Two weeks ago today I was sitting in a darkened room in a hospital ER, my hand gently holding my mother’s wrist, my index finger feeling for her fading pulse. As the fragile beats grew more distant, then seemed to stop, I glanced at my sister who was sitting next to my mother’s head stroking her hair. My sister is a nurse and I looked to her like a child looks up at their mother after they fall down to see how to react. Was this it, was she gone? My sister didn’t say anything though, so we kept talking.

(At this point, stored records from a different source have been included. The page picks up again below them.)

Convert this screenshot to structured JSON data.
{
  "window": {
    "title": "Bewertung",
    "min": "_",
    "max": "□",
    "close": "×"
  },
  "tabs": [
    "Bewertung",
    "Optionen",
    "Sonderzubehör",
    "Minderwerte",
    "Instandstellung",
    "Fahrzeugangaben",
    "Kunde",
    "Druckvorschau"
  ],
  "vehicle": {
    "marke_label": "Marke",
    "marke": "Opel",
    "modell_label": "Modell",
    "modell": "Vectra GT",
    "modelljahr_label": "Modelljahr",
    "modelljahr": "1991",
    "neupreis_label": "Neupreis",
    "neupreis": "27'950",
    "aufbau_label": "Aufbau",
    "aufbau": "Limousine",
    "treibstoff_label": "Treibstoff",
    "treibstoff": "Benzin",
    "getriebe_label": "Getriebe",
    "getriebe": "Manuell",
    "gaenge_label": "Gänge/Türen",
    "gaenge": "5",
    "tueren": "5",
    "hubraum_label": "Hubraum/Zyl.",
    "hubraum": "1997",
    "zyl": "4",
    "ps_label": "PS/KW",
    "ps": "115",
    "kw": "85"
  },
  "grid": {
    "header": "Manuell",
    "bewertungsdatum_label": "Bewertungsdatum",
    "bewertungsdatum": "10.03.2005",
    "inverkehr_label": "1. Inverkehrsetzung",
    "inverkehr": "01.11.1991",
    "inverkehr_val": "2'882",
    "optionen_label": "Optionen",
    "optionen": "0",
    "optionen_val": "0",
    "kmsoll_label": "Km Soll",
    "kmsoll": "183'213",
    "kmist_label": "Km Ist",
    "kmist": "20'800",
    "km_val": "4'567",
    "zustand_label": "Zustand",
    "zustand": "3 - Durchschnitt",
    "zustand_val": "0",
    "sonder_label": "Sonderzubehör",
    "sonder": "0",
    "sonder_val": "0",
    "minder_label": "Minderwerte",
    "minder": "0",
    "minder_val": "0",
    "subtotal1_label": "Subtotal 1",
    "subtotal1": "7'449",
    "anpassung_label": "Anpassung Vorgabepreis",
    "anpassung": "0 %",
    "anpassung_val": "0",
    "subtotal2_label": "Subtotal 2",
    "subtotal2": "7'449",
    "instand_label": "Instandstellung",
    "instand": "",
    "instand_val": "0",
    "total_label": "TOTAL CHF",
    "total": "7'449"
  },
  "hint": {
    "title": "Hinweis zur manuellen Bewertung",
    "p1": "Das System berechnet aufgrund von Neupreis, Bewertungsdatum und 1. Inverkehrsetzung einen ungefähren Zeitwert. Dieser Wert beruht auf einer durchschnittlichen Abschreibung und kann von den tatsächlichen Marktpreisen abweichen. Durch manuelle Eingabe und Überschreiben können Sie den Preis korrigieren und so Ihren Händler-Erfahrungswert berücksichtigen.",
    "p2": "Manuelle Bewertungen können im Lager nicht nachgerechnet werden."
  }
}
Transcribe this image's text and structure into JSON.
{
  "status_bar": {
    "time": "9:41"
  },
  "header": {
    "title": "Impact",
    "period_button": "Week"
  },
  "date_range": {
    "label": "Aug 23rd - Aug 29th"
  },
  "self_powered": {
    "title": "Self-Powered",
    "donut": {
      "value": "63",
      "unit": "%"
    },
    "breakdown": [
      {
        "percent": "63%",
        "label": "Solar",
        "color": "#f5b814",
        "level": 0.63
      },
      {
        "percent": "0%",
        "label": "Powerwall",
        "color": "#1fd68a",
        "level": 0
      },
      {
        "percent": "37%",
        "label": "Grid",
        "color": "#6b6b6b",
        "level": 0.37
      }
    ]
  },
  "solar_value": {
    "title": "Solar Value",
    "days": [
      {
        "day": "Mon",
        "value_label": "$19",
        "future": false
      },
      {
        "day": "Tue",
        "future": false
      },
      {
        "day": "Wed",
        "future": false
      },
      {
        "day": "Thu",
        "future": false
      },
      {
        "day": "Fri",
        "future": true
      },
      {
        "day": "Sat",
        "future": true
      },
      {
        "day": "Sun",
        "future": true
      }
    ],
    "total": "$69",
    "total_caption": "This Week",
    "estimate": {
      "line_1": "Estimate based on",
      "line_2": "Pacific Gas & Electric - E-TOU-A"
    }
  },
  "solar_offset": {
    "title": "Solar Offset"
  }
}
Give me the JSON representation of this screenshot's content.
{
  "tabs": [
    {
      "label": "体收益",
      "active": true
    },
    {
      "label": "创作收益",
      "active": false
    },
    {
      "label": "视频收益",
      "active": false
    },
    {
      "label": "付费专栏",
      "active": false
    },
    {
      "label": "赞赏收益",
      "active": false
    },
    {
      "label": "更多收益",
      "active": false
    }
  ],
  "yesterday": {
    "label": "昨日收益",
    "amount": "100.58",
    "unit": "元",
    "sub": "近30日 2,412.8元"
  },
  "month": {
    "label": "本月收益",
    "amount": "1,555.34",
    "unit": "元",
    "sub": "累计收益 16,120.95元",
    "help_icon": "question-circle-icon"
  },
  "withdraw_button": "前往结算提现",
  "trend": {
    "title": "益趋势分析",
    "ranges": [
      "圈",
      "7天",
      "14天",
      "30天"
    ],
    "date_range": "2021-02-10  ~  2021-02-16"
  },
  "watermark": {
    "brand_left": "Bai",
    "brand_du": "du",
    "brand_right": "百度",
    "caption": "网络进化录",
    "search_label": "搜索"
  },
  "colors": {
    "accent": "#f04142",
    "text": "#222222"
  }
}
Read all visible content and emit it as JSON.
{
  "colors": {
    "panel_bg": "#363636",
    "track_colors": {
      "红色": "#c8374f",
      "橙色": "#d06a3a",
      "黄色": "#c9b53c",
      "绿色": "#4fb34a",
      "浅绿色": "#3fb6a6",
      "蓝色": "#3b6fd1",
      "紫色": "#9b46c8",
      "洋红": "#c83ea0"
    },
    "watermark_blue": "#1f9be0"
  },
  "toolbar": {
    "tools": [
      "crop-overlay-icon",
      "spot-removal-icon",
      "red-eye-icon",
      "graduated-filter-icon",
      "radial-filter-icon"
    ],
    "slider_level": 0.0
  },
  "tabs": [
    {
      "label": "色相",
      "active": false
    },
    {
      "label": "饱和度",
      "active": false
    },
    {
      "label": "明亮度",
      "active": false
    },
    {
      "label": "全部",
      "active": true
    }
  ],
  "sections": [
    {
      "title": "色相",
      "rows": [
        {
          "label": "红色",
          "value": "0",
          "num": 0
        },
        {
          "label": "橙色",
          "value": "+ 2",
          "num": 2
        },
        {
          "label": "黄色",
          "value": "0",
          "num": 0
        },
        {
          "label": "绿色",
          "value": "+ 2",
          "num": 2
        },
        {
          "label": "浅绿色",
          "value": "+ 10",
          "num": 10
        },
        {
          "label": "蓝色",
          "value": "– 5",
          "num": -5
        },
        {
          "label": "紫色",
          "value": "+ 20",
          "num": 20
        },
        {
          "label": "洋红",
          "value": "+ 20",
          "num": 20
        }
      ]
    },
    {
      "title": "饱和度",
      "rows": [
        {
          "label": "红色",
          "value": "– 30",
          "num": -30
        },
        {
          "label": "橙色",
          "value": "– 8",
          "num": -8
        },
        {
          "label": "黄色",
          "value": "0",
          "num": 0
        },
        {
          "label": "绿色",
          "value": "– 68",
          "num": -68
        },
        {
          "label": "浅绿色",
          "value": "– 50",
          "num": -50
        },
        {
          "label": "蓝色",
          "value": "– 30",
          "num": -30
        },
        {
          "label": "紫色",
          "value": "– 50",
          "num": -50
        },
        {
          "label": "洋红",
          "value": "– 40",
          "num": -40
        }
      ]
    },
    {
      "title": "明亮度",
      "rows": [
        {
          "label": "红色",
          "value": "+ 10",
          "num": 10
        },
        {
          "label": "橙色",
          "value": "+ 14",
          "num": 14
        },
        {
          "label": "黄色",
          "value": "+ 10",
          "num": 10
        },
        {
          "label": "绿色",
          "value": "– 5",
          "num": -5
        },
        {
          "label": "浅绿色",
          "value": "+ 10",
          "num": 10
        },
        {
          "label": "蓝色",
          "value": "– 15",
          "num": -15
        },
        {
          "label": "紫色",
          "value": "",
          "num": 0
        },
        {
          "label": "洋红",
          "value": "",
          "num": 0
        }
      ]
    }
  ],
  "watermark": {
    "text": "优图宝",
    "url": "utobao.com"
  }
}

I don’t remember now what we spoke about that afternoon, it doesn’t really matter. I think me and my sister and my father just wanted to erase the sounds of the hospital and fill it with our own hushed voices, a lullaby to a dying mother, wife, and grandmother. Sometime later a nurse floated silently into the room and quietly asked us if we needed anything. My sister shook her head no, then she said that mom had passed away about ten minutes before. So that was it then – no trumpets blaring, no final gasp, no last words, no dramatic goodbyes. Unlike the spectacle of birth and that fierce first breath, there was just sleep for my mother, deep and peaceful, a measured crossing on a whispered river of words.